We already know that Quick has this Conn Smythe all but wrapped up, and shutting out the Devils in game 3 to put your team one win away from the Cup speaks for itself. The guy is a flat-out stud between the pipes, no matter how much room he seems to leave up top. No one can "elevate the puck" against him, as Eddie Olczyk and Pierre McGuire have been imploring teams to do against Quick all postseason long, because he's so damn good at taking away time and space for shooters. The man has been brilliant all season and postseason.

What many people, including myself, may not have realized before this remarkable run by the Kings is just how good Anze Kopitar really is. Don't get me wrong, I knew Kopitar was an excellent player, a top-line scorer with soft hands and great touch. But seeing as he's played his entire career on the West Coast, I've admittedly watched him very little until this season, when Richards' presence in LA had me tuning in more than ever. And man, I had no idea how fucking good this guy was as a two-way player.

Kopitar is truly a superstar in every facet. He scored arguably the biggest goal of the night, tying him for the postseason lead in goals with 8 — which, oddly enough, put him in a tie with Claude Giroux and Danny Briere, two Flyers who were eliminated a month ago. But more impressive to me has been his defensive work and willingness to do the dirty work. Kopitar is as good a penalty killer as anyone else on that team: Stoll, Richards, anyone. He lays his body out to block shots, shuts down passing lanes and anticipates plays before they're made. He also seems to knock down a ton of pucks on clearing attempts in the offensive zone and win damn near every board battle. The puck just seems to find him every time he's out there.
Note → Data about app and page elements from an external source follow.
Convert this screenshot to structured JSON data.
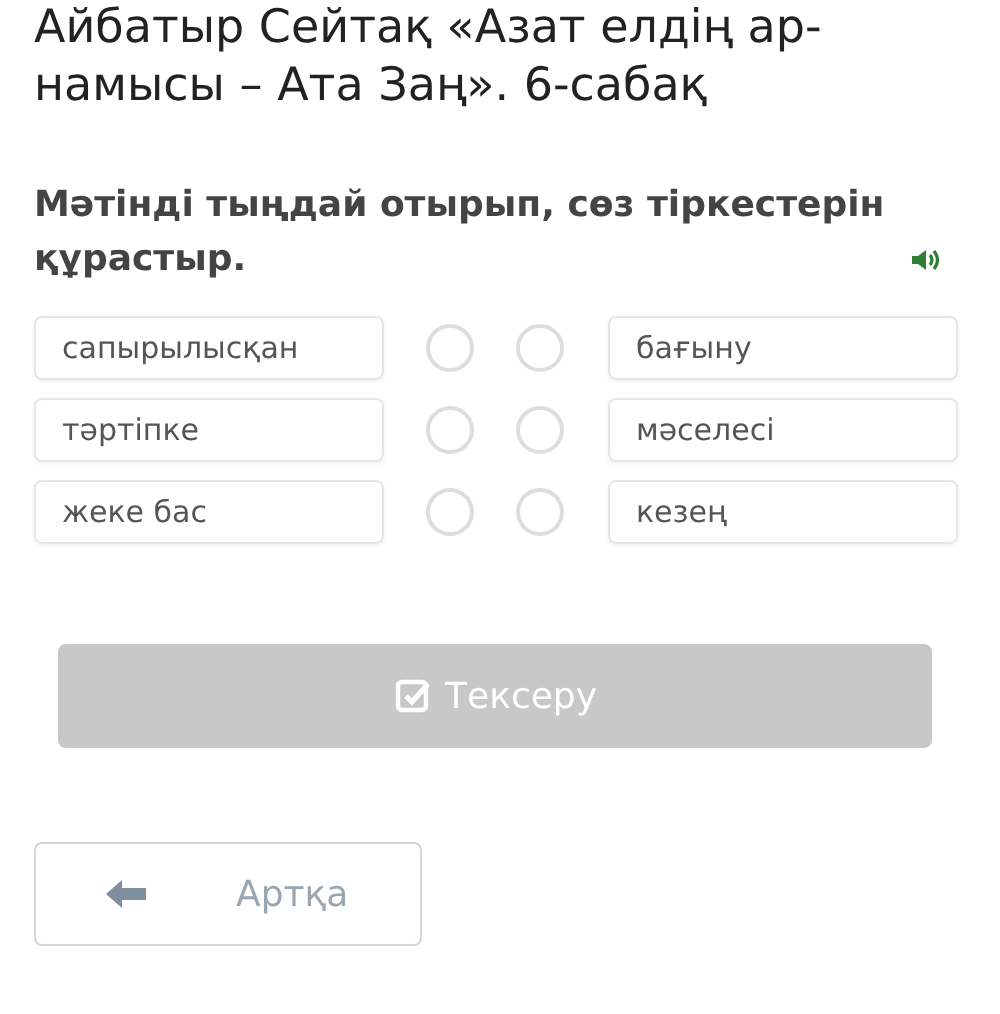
{
  "title": "Айбатыр Сейтақ «Азат елдің ар-намысы – Ата Заң». 6-сабақ",
  "instruction": "Мәтінді тыңдай отырып, сөз тіркестерін құрастыр.",
  "left_items": [
    {
      "label": "сапырылысқан",
      "selected": false
    },
    {
      "label": "тәртіпке",
      "selected": false
    },
    {
      "label": "жеке бас",
      "selected": false
    }
  ],
  "right_items": [
    {
      "label": "бағыну",
      "selected": false
    },
    {
      "label": "мәселесі",
      "selected": false
    },
    {
      "label": "кезең",
      "selected": false
    }
  ],
  "check_button": {
    "label": "Тексеру",
    "disabled": true
  },
  "back_button": {
    "label": "Артқа"
  }
}
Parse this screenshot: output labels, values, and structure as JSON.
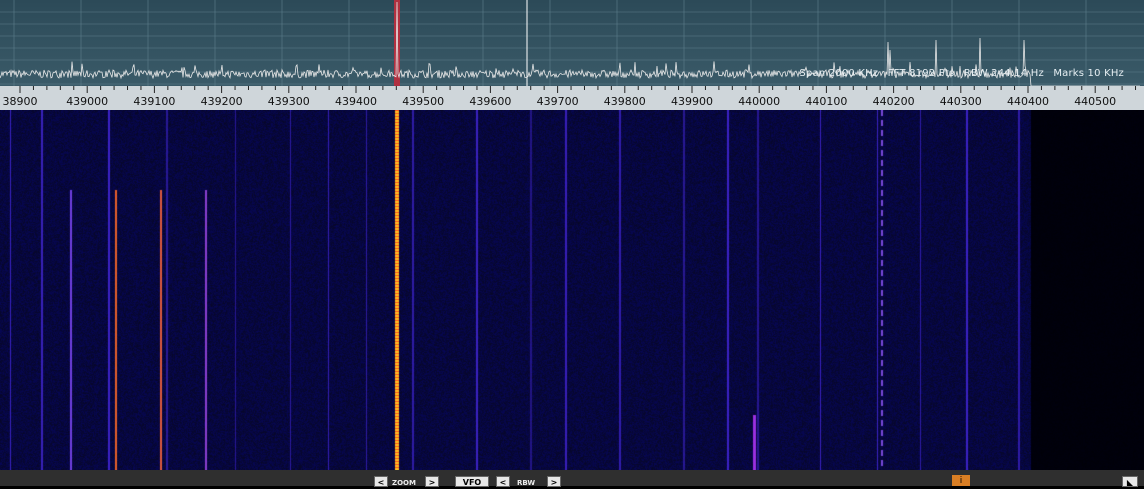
{
  "stats": {
    "span": "Span 2000 KHz",
    "fft": "FFT 8192 Pts",
    "rbw": "RBW 244.14 Hz",
    "marks": "Marks 10 KHz"
  },
  "freq_labels": [
    "38900",
    "439000",
    "439100",
    "439200",
    "439300",
    "439400",
    "439500",
    "439600",
    "439700",
    "439800",
    "439900",
    "440000",
    "440100",
    "440200",
    "440300",
    "440400",
    "440500"
  ],
  "controls": {
    "zoom_prev": "<",
    "zoom_label": "ZOOM",
    "zoom_next": ">",
    "vfo_label": "VFO",
    "rbw_prev": "<",
    "rbw_label": "RBW",
    "rbw_next": ">",
    "info_label": "i",
    "corner_label": "◣"
  },
  "colors": {
    "spectrum_bg": "#2f4f5c",
    "signal_trace": "#e8e8e8",
    "carrier_marker": "#b03040",
    "waterfall_bg": "#05051a",
    "waterfall_line": "#3a22c8",
    "waterfall_hot": "#ffb020"
  }
}
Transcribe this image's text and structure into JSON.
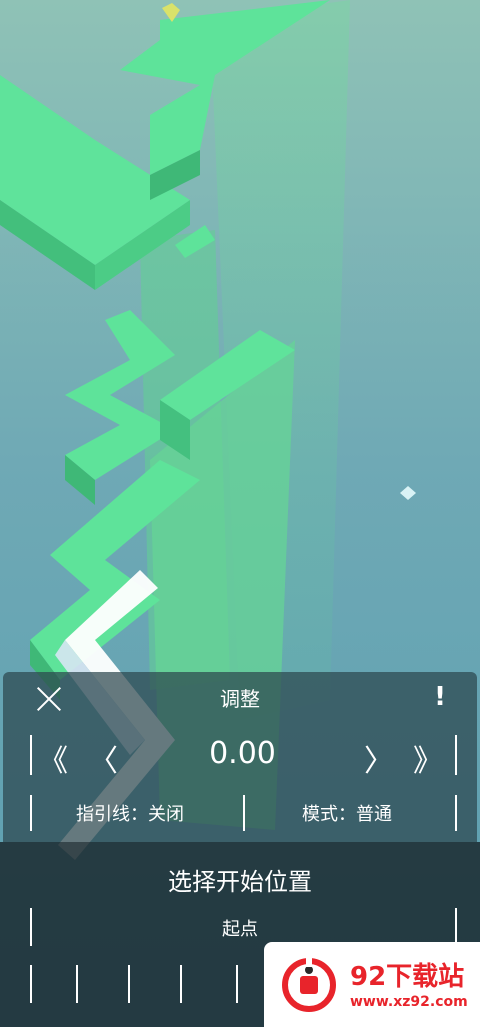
{
  "adjust_panel": {
    "title": "调整",
    "close_icon": "close-icon",
    "warn_label": "!",
    "step_back_fast": "《",
    "step_back": "〈",
    "offset_value": "0.00",
    "step_forward": "〉",
    "step_forward_fast": "》",
    "guideline_label": "指引线：关闭",
    "mode_label": "模式：普通"
  },
  "start_panel": {
    "title": "选择开始位置",
    "start_point_label": "起点"
  },
  "watermark": {
    "title": "92下载站",
    "url": "www.xz92.com"
  },
  "colors": {
    "path_green": "#5ee39a",
    "path_shadow": "#3fb877",
    "background": "#6fa9b5",
    "white_trail": "#ffffff",
    "watermark_red": "#e8242b"
  }
}
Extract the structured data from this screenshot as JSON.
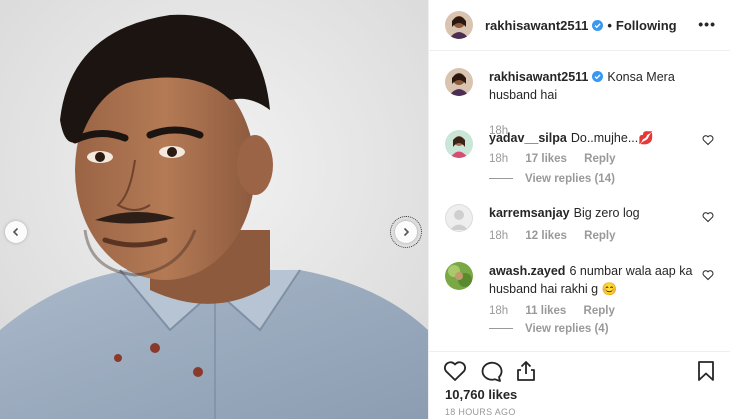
{
  "post": {
    "username": "rakhisawant2511",
    "separator": "•",
    "follow_status": "Following",
    "more_label": "•••"
  },
  "caption": {
    "username": "rakhisawant2511",
    "text": "Konsa Mera husband hai",
    "time": "18h"
  },
  "comments": [
    {
      "username": "yadav__silpa",
      "text": "Do..mujhe...💋",
      "time": "18h",
      "likes": "17 likes",
      "reply": "Reply",
      "view_replies": "View replies (14)"
    },
    {
      "username": "karremsanjay",
      "text": "Big zero log",
      "time": "18h",
      "likes": "12 likes",
      "reply": "Reply"
    },
    {
      "username": "awash.zayed",
      "text": "6 numbar wala aap ka husband hai rakhi g 😊",
      "time": "18h",
      "likes": "11 likes",
      "reply": "Reply",
      "view_replies": "View replies (4)"
    }
  ],
  "footer": {
    "likes": "10,760 likes",
    "timestamp": "18 HOURS AGO"
  },
  "icons": {
    "verified": "verified-badge-icon",
    "heart": "heart-icon",
    "comment": "comment-icon",
    "share": "share-icon",
    "save": "bookmark-icon",
    "prev": "chevron-left-icon",
    "next": "chevron-right-icon"
  },
  "colors": {
    "verified": "#3897f0",
    "muted": "#999999",
    "text": "#262626"
  }
}
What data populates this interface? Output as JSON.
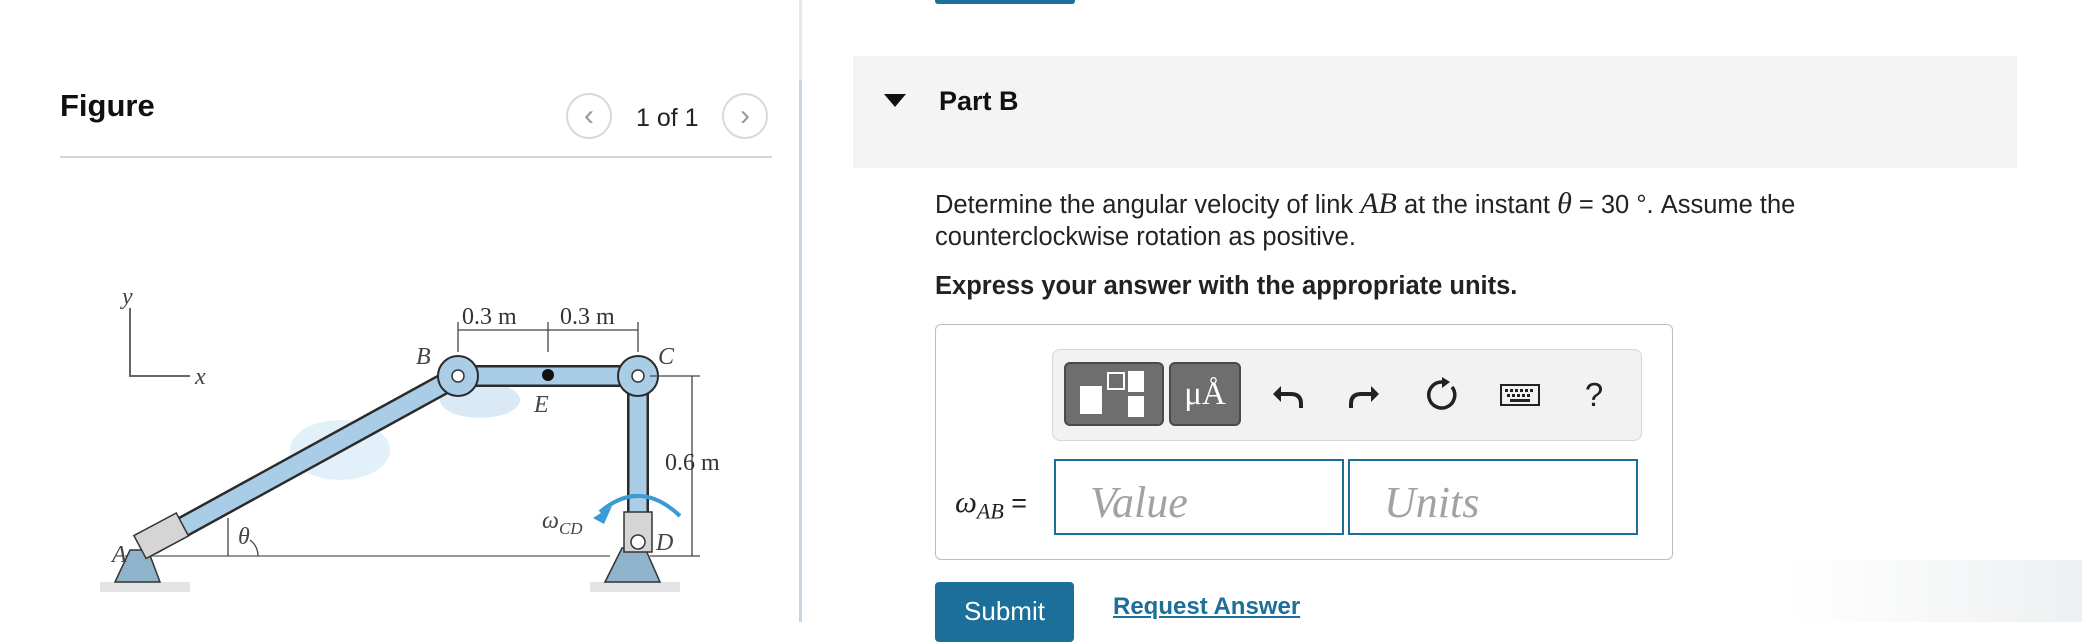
{
  "figure_panel": {
    "title": "Figure",
    "pagination": {
      "current": "1 of 1",
      "prev_icon": "chevron-left-icon",
      "next_icon": "chevron-right-icon"
    },
    "diagram": {
      "axis_labels": {
        "y": "y",
        "x": "x"
      },
      "points": {
        "A": "A",
        "B": "B",
        "C": "C",
        "D": "D",
        "E": "E"
      },
      "dimensions": {
        "dim1": "0.3 m",
        "dim2": "0.3 m",
        "dim3": "0.6 m"
      },
      "angle": "θ",
      "omega_cd_symbol": "ω",
      "omega_cd_sub": "CD",
      "colors": {
        "link": "#a9cde6",
        "link_edge": "#2b2b2b",
        "support": "#8fb3cb",
        "arrow": "#3a9bd5"
      }
    }
  },
  "part": {
    "toggle_icon": "caret-down-icon",
    "title": "Part B",
    "question_pre": "Determine the angular velocity of link ",
    "question_var": "AB",
    "question_mid": " at the instant ",
    "question_theta": "θ",
    "question_post": " = 30 °. Assume the counterclockwise rotation as positive.",
    "instruction": "Express your answer with the appropriate units."
  },
  "toolbar": {
    "templates_icon": "templates-icon",
    "units_label": "μÅ",
    "undo_icon": "undo-icon",
    "redo_icon": "redo-icon",
    "reset_icon": "reset-icon",
    "keyboard_icon": "keyboard-icon",
    "help_label": "?"
  },
  "answer": {
    "label_symbol": "ω",
    "label_sub": "AB",
    "equals": "=",
    "value_placeholder": "Value",
    "units_placeholder": "Units"
  },
  "actions": {
    "submit": "Submit",
    "request": "Request Answer"
  },
  "colors": {
    "accent": "#1c6f98",
    "header_bg": "#f4f4f4"
  }
}
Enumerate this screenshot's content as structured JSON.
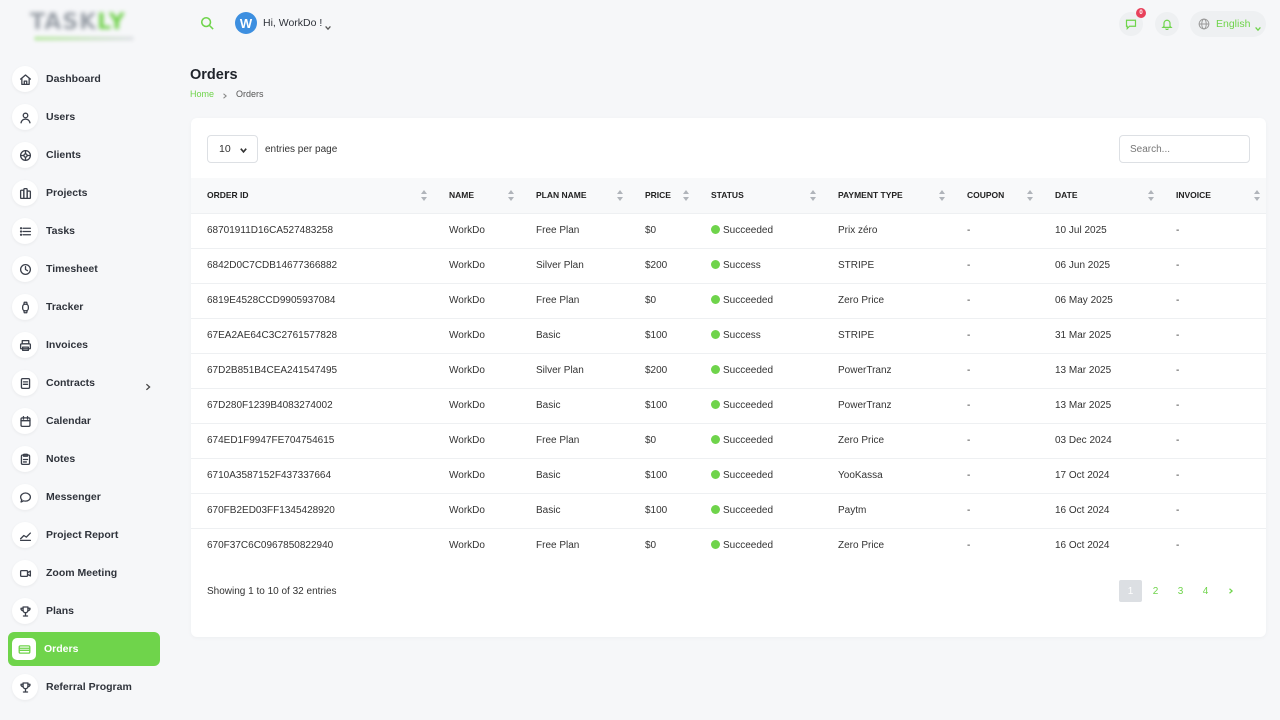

Last night, he was far and away the best skater on the ice, with only Williams even remotely standing out otherwise. He's on a different level right now, which is exactly why he's right behind Quick in the Conn Smythe race.

Kopitar's brilliance is another reason that adding Richards and Carter has helped propel LA to where it's at now. With Kopitar, Brown, Quick and stud defenseman Drew Doughty being the focal points, Carter and Richards can just go out and play. No more leadership questions, no more overbearing pressure, just a talented scorer and an all-around workhorse allowed to do what they do.

And that familiar tandem connected on the third goal for Los Angeles, with Richards feeding Carter for the power play tally. That's right, Jeff Carter scored in back-to-back Stanley Cup Final games, one an overtime winner and the other essentially the nail in the coffin. And Richards was his normal self, doing remarkable work on the penalty kill, just like all the Kings. LA was perfect on the PK, rarely even giving up quality chances to the struggling Devils. Richards and Carter played a hand in that, and Williams was the one leading the way all game long.

Now Flyers West is just one win away from accomplishing something in Los Angeles that these players never did in Philadelphia. I bet they can drink an awful lot out of that Cup.

No comments:

Post a Comment